What you need to do
Records follow. Pull out every line that contains "label".

Records from a data collection:
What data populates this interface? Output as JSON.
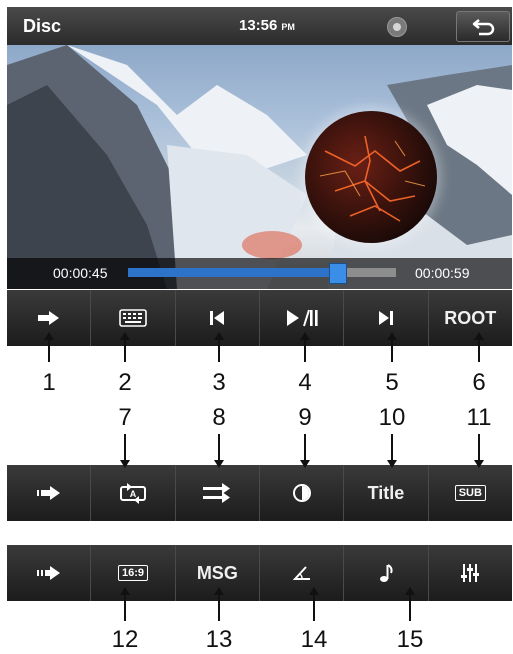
{
  "status": {
    "source": "Disc",
    "time": "13:56",
    "ampm": "PM"
  },
  "playback": {
    "elapsed": "00:00:45",
    "total": "00:00:59",
    "progress": 0.78
  },
  "toolbar1": [
    {
      "icon": "arrow-right-icon"
    },
    {
      "icon": "keyboard-icon"
    },
    {
      "icon": "previous-track-icon"
    },
    {
      "icon": "play-pause-icon"
    },
    {
      "icon": "next-track-icon"
    },
    {
      "label": "ROOT"
    }
  ],
  "toolbar2": [
    {
      "icon": "double-arrow-right-icon"
    },
    {
      "icon": "repeat-a-icon",
      "badge": "A"
    },
    {
      "icon": "shuffle-icon"
    },
    {
      "icon": "contrast-icon"
    },
    {
      "label": "Title"
    },
    {
      "label": "SUB"
    }
  ],
  "toolbar3": [
    {
      "icon": "triple-arrow-right-icon"
    },
    {
      "label": "16:9"
    },
    {
      "label": "MSG"
    },
    {
      "icon": "angle-icon"
    },
    {
      "icon": "music-note-icon"
    },
    {
      "icon": "equalizer-icon"
    }
  ],
  "callouts": {
    "n1": "1",
    "n2": "2",
    "n3": "3",
    "n4": "4",
    "n5": "5",
    "n6": "6",
    "n7": "7",
    "n8": "8",
    "n9": "9",
    "n10": "10",
    "n11": "11",
    "n12": "12",
    "n13": "13",
    "n14": "14",
    "n15": "15"
  }
}
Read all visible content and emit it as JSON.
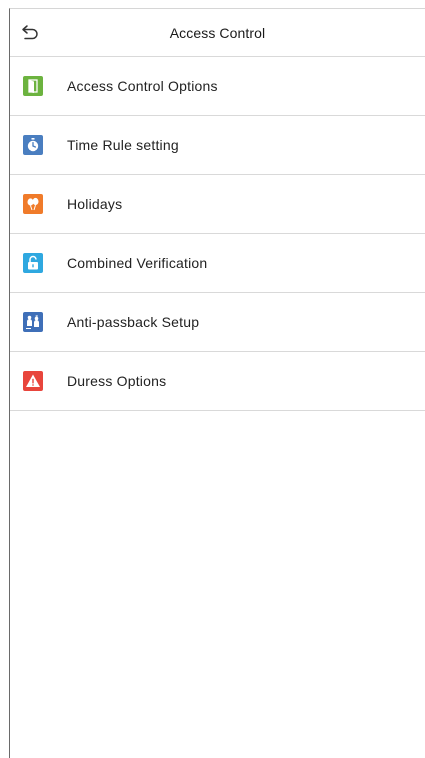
{
  "header": {
    "back_icon": "back-arrow-icon",
    "title": "Access Control"
  },
  "menu": {
    "items": [
      {
        "label": "Access Control Options",
        "icon": "door-icon",
        "color": "#6cb33f"
      },
      {
        "label": "Time Rule setting",
        "icon": "timer-icon",
        "color": "#4a7ec0"
      },
      {
        "label": "Holidays",
        "icon": "balloons-icon",
        "color": "#f07b2a"
      },
      {
        "label": "Combined Verification",
        "icon": "unlock-icon",
        "color": "#2fa8e0"
      },
      {
        "label": "Anti-passback Setup",
        "icon": "anti-passback-icon",
        "color": "#3f6fb8"
      },
      {
        "label": "Duress Options",
        "icon": "warning-icon",
        "color": "#e8453c"
      }
    ]
  }
}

Result for this task
      "label": "ROOT"
      "label": "Title"
      "label": "SUB"
      "label": "16:9"
      "label": "MSG"
        "label": "Access Control Options",
        "label": "Time Rule setting",
        "label": "Holidays",
        "label": "Combined Verification",
        "label": "Anti-passback Setup",
        "label": "Duress Options",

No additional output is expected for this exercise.